Author Topic: Context switch  (Read 13051 times)

Offline orenl

  • Newbie
  • *
  • Posts: 2
    • View Profile
Context switch
« on: January 22, 2008, 03:34:58 PM »
Hello

I read the uTasker Operating System Basics document.
I didn't see any thing that remind a context switch.
Does the uTasker support context switch?
Is it true that a task always start from the beginning and it can't resume to the point it was before?

Offline mark

  • Global Moderator
  • Hero Member
  • *****
  • Posts: 3238
    • View Profile
    • uTasker
Re: Context switch
« Reply #1 on: January 22, 2008, 04:27:53 PM »
Hi

Please see the following thread for details concerning this:
http://www.utasker.com/forum/index.php?topic=59.msg235#msg235

The uTasker is not a pre-emptive solution. It is state-event driven and supports methods to solve most wait situations and is designed for simplicity and reliability in (mainly) communications oriented applications. There are some projects (although surprisingly fewer that one might first expect) which demand pre-emptive support. For projects with specific demands for pre-emptive operation, beyond those achieved by using interrupts and the the mechanisms in the uTasker, other solutions may be better suited.

There is however no guarantie that a pre-emptive solution (especially when not absolutely necessary) will result in better performance, better reliability, faster development time or better end-products - sometimes the inverse will be true and some bugs (design errors) in such systems can be very difficult to find - resulting in increased project delays and long-term reliability difficulty.

We believe that the uTasker is a suitable solution for a large percentage of embedded projects - it is up to the user to make the final decision based on his/her specific requirements.

Regards

Mark

Offline orenl

  • Newbie
  • *
  • Posts: 2
    • View Profile
Re: Context switch
« Reply #2 on: January 22, 2008, 04:51:27 PM »
If i understood correct:
If i want to go out from a task (waiting for a long delay), in order to come back to the next line code (after the delay) do i need a state machine in the task?
Does UTASK_STOP exit from the specific task and when returning to the task(by event) my state machine needs to bring me to the next step in the task?

Thanks

Offline mark

  • Global Moderator
  • Hero Member
  • *****
  • Posts: 3238
    • View Profile
    • uTasker
Re: Context switch
« Reply #3 on: January 22, 2008, 06:59:28 PM »
Hi

Tasks are quit when waiting for a delay. Depending on how the tasks are configured, they will be polling, scheduled periodically or in the stop state. Generally their state doesn't need to be changed in any way.

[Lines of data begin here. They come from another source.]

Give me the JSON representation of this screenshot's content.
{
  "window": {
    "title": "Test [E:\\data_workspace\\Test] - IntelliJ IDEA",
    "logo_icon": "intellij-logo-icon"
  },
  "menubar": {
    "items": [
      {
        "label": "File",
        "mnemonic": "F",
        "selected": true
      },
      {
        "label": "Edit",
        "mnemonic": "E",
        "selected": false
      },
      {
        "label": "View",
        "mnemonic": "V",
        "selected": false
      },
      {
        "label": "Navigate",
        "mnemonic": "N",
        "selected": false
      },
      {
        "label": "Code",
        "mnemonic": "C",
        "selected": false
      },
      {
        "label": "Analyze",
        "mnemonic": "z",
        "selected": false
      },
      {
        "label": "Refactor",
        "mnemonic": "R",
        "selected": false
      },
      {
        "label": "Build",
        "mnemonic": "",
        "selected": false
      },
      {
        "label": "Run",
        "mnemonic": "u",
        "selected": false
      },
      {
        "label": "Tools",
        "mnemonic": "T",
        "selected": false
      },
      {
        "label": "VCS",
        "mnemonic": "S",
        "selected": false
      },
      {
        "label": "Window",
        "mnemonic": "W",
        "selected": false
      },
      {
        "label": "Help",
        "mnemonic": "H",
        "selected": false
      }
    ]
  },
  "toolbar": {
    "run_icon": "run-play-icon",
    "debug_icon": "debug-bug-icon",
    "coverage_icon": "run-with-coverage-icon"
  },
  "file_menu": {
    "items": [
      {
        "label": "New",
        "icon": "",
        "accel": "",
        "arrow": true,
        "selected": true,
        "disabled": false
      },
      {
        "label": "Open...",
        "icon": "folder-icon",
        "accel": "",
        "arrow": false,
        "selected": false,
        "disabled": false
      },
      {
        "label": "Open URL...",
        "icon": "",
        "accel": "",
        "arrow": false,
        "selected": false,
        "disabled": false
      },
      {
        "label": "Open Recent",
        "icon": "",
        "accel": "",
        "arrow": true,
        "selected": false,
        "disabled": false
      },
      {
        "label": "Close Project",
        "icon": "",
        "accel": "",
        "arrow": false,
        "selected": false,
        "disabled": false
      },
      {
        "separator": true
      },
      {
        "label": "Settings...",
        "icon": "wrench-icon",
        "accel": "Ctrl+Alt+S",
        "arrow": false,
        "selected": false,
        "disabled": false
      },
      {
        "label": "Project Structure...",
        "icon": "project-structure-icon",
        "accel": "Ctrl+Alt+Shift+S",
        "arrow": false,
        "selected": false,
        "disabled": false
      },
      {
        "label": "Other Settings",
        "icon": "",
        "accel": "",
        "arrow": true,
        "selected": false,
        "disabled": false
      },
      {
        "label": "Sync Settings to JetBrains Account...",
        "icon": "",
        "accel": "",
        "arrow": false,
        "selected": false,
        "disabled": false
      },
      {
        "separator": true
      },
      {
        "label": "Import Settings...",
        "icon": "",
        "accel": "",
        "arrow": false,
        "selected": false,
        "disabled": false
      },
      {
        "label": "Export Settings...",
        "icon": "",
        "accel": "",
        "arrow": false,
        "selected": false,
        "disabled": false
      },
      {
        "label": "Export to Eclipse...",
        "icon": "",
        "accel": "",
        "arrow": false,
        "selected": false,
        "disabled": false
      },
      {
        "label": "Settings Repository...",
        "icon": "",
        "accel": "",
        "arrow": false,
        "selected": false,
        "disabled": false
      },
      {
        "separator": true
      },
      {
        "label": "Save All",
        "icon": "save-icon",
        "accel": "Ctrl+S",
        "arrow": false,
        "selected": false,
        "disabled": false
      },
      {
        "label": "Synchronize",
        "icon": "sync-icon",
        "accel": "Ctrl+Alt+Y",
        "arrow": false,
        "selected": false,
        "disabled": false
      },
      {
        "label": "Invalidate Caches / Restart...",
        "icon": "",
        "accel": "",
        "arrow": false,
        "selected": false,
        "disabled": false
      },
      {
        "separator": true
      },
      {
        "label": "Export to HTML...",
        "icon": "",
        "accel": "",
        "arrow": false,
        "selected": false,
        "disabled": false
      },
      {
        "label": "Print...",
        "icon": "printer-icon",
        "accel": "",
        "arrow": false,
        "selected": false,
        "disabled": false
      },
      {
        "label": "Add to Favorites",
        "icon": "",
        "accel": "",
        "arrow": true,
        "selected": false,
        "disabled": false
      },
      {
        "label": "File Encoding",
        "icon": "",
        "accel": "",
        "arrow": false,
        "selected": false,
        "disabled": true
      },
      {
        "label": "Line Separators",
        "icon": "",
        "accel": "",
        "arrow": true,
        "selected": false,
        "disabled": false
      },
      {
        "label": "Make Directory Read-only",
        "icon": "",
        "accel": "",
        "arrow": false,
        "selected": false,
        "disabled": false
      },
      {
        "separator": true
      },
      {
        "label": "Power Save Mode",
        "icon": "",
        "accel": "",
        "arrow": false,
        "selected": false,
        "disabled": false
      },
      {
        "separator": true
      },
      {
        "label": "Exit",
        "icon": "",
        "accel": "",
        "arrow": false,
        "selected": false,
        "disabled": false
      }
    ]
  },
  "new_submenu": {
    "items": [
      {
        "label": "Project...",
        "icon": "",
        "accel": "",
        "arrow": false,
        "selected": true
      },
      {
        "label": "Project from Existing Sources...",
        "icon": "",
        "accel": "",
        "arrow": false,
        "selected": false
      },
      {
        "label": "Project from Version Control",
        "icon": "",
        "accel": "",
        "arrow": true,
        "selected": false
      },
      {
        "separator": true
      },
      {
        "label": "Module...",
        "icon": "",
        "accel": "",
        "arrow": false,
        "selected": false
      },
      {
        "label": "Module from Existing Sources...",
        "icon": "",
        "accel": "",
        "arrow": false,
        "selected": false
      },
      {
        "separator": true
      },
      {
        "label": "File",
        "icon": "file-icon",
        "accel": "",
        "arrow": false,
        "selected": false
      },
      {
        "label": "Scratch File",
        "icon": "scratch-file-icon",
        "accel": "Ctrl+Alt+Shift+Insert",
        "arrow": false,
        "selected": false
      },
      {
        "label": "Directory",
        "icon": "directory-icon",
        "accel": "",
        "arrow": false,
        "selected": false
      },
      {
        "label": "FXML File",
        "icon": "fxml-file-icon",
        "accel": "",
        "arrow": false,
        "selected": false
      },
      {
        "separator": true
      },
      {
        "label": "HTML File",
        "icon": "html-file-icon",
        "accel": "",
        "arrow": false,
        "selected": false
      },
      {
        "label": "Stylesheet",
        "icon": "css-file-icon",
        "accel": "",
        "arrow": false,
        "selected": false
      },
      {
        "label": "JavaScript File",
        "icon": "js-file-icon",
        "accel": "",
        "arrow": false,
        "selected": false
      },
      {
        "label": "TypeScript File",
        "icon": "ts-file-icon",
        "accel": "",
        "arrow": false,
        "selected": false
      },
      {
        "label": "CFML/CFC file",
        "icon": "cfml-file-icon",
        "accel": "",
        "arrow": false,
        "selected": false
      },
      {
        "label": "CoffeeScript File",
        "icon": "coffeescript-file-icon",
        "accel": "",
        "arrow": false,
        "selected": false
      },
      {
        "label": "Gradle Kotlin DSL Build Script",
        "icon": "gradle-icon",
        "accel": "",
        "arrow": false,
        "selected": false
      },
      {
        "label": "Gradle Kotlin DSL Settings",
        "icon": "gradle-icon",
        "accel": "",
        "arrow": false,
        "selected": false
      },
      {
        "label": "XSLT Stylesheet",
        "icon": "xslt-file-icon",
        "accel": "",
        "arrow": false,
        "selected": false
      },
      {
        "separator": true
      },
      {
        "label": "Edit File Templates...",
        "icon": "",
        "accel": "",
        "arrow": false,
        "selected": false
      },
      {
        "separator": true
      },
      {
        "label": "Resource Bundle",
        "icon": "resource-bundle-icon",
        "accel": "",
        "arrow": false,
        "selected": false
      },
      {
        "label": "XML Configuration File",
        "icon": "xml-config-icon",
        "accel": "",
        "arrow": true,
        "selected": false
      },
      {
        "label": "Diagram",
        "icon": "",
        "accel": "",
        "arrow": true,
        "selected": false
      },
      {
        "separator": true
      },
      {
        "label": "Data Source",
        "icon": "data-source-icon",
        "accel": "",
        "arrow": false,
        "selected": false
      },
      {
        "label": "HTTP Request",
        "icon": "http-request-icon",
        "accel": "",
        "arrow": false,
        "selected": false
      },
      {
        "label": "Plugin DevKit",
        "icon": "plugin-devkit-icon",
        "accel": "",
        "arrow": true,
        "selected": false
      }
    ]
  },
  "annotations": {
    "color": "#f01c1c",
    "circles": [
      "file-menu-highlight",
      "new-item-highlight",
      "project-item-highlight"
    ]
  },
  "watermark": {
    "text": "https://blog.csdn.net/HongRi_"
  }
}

Exactly how best to wait for something to be ready depends on exactly what this is. Here are a couple of examples:

1. The task has done something and the next action should be performed 10s later.
This is generally performed by starting a monostable timer (see http://www.utasker.com/docs/uTasker/uTaskerTimers.PDF ). A local state variable could be set to a certain if required (STATE) - although often simply the timer event will be adequate.
When the defined timer fires, the task will be scheduled with the timer event (EVENT) in the input queue and the second action can be performed.

2. A message is sent via an interface (eg. serial) and an answer or a timeout is expected.
The message is sent and a monostable timer is started (with defined timeout EVENT). The task is again quit - possibly the local state variable is set to reflect the fact that an answer is expected.
When the message is received the task (is set as owner of the interface) will be woken (either on each character or on complete message, depeinging on interface mode). This wake up is not accompanied with an event but the read of the interface will identify that a message (or part of a message) is waiting.
If the answer is received, the monitoring timer can be stopped before it fires.
If the monitoring timer fires, the event which is received can be used to repeat the request or to signal an error.

3. Transmission to an interface (also TCP) where there is not enough buffer space (eg. when TCP window closes or serial interface is stalled due to handshake).
In this case there is a system event called TX_FREE which signals the owner task that a resource has adequate space to continue.
There are further examples of this in the following threads:
http://www.utasker.com/forum/index.php?topic=91.0 (serial interface with output buffers smaller than message length)
http://www.utasker.com/forum/index.php?topic=25.msg101#msg101 (TCP transmission flow control).

Basically tasks can often also be thought of as state-machines. They know in which state they are in (if necessary) by using a local state variable (eg. static int iState = 0;). They usually only get schedules as a result of an event (timer firing, reception from and interface, etc.). Generally the task has a job to do based in the event and is then quit (as soon as possible). Exceptions are polling tasks which are scheduled whenever others are not running.

Most processors support a low power mode. By activating SUPPORT_LOW_POWER (in config.h - supported by Coldfire and SAM7X projects) the CPU is set to the idle state (low power) and runs only when interrupts need to be handled or events need to be scheduled - events are generally results of interrupts (timer, interfaces).

Regards

Mark